Jolene's creative journey began at age seven, when she arrived in the U.S. as a non-English speaker. She quickly turned to art as a way to express herself, and she never looked back.
What restaurant are you always excited to get back to?
My favorite restaurant in NYC is Rubirosa on Mulberry Street. It's not the best place I've ever eaten or even my most favorite meal, but it's a place that is both iconic and feels like home. From celebrating my husband's birthday with a big group squeezed in way too tight in the private area in the back, to watching my not yet three-year-old son inexplicably house three slices of pizza, to countless nights dropping in after a long night at work with co-workers turned friends to share some Vodka pie and pasta, it has a lot of fun memories wrapped up in there.
How did you end up in your industry?
When I first came to the US I didn't speak a word of English.
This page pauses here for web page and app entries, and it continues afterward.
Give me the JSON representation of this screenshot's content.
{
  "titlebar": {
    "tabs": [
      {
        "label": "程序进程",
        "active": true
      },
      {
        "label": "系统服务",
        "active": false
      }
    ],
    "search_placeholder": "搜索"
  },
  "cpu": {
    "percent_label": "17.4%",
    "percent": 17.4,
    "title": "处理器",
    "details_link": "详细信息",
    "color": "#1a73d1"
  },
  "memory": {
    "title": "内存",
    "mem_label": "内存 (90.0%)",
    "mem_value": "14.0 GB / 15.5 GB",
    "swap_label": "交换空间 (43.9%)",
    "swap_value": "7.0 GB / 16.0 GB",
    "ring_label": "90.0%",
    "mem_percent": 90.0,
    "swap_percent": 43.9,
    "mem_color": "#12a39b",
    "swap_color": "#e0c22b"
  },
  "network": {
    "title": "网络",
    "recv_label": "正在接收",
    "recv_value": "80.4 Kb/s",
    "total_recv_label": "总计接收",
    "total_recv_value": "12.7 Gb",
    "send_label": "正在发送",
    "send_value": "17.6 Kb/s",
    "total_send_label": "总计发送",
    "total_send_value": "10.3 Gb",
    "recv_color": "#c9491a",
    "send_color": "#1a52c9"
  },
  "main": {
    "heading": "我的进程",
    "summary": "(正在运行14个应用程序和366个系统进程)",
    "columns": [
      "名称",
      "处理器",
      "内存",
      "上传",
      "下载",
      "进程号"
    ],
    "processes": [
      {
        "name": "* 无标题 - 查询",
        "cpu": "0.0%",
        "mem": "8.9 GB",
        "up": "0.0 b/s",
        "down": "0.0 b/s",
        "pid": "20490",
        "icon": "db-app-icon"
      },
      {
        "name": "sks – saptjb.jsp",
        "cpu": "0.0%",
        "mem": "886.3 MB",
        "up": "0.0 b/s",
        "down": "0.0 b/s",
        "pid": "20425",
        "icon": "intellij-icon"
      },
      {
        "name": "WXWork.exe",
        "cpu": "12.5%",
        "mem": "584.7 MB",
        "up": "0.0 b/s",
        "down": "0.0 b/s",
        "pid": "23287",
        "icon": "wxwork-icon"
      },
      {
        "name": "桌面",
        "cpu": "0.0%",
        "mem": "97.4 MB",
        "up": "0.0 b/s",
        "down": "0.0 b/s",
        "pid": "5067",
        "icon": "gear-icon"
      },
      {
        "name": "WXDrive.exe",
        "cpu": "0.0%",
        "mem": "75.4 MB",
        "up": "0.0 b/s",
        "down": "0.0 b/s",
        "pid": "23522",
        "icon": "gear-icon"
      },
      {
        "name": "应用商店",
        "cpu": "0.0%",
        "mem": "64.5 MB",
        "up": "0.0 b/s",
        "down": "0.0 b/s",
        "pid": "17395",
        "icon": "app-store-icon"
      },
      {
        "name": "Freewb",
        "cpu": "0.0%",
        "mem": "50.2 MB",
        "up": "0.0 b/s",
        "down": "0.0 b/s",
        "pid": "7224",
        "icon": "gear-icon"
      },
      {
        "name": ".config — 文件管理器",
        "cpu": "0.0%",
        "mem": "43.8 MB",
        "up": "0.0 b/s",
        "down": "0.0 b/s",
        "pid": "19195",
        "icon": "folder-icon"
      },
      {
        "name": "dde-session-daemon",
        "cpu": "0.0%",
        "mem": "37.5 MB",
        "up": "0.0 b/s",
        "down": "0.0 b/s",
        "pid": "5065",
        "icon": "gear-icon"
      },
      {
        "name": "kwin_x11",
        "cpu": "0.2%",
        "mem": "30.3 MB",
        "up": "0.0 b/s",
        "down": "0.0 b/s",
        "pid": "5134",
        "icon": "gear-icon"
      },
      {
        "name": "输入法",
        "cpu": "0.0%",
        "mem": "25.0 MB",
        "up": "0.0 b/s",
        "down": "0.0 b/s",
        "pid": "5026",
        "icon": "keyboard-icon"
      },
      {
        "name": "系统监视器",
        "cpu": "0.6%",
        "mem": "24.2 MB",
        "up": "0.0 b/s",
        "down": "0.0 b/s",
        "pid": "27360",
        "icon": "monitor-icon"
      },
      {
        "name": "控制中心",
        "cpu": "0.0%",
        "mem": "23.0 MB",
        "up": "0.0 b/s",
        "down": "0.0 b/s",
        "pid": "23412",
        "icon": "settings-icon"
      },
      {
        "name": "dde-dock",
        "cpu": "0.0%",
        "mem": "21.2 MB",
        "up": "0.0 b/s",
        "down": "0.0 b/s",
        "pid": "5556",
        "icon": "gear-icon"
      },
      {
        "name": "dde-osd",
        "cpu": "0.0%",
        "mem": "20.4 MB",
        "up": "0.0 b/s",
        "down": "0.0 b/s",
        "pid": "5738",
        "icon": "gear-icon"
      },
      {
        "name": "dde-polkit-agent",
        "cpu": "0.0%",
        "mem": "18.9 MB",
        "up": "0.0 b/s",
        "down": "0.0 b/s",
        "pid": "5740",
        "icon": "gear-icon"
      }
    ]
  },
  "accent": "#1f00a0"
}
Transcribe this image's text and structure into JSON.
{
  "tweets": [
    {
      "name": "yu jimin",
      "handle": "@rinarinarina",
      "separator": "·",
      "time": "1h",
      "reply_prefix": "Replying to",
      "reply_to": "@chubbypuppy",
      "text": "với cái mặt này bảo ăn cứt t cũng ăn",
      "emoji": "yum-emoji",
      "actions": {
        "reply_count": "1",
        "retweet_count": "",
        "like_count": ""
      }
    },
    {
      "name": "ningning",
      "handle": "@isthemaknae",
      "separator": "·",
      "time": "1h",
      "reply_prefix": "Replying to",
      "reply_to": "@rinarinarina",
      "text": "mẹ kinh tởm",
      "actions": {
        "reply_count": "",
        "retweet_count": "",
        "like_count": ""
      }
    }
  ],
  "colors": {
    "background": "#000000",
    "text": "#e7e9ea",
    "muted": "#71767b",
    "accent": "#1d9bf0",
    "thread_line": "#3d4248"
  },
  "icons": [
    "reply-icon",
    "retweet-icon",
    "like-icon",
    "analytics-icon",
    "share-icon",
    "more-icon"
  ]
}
Being seven years old, in a school for the first time, and in a strange new environment where no one could understand me, art quickly became my go-to form of communication and catharsis. What seemed like a creative outlet quickly became my way of expressing myself and sharing my experiences. As I found words, writing became my other love, and it seemed natural that my passion for storytelling - both visual and verbal - led me into the world of advertising. One of my favorite professional experiences was working with a large CPG client on new product innovations. It was my first foray into brand development, and the strategic insights, consumer personas, building the brand framework, the brand identity, packaging, and all the foundational elements that go into a new brand were so much fun. Over time I decided to replicate that process with new founders I was being introduced to and consulting with them. I developed the LLC The Working Assembly because these projects led me to work during the day and assemble myself and my talented friends to support these startups that were beginning to pop up and accelerate in NYC. I especially felt compelled to use my talent and time towards marginalized groups who may benefit the most from having access to creative support. When we very organically got an RFP from a large Fortune 100 company that had heard of the work we were doing and wanted us to potentially partner with them on their massive rebrand, we knew we were onto something. Serendipitously I was also pregnant with my daughter and realized I wasn't going to be able to do both The Working Assembly and a day job, so decided to take the leap and go in on building the agency. We've since scaled and have now been doing this full-time for five years, and I'm incredibly grateful we still get to work with clients at both the emerging/fast-growth stage and evolving/later stage and really bring our expertise and passion for both branding and storytelling together in a holistic offering.
First piece of music you ever purchased?
I don't remember the first piece of music I bought but I do remember listening to Fleetwood Mac's Rumours for the first time in my room and really falling in love with music and the power of someone to make you feel both joyful and super melancholy at the same time. I think a lot of my music history and taste were guided by Stevie Nicks. That and Janet Jackson's Rhythm Nation.
Favorite activity to pass time when you're not working?
Among many lucky circumstances in my life, the biggest one by far has been meeting my husband, best friend, and creative collaborator, Lawrence O'Toole. Besides being my biggest champion and advocate, he is always game for any wacky ideas I throw our way. The most recent one being to buy a 1950's ice cream stand near our home in upstate New York. We spent the last year renovating it and just reopened the shop under the same name - Cherries - this past May. We have lots of fun plans in the works for what we are going to do next including expanding the property to have a candy shop and event space that is going to offer art classes to local kids and families. Being creative and contributing to the community and trying to leave the world a little bit better than we found it is my favorite thing. That and being with Lawrence and our two kids, traveling or being at home - we have the best time and fun adventures.
What’s the best piece of business advice you’ve ever been given?
"Everything to achieve and nothing to prove". I think I wasted a lot of time trying to prove myself or justify that I was worthy of someone's time or deserved to be in a room. It was all just looking for external validation. When I let all that go and realized that there are a lot of things I want to do, create, make and be that are truly for me and not to prove anything to anyone, it was liberating and opened my whole life up. I always tell people who ask me about business to throw away any preconceived expectations or roadmap or a linear path. You don't need to follow anyone's rules or plan and life can be absolutely everything you design it to be. It can be wild and wonderful and make no sense to anyone but you, and that's ok.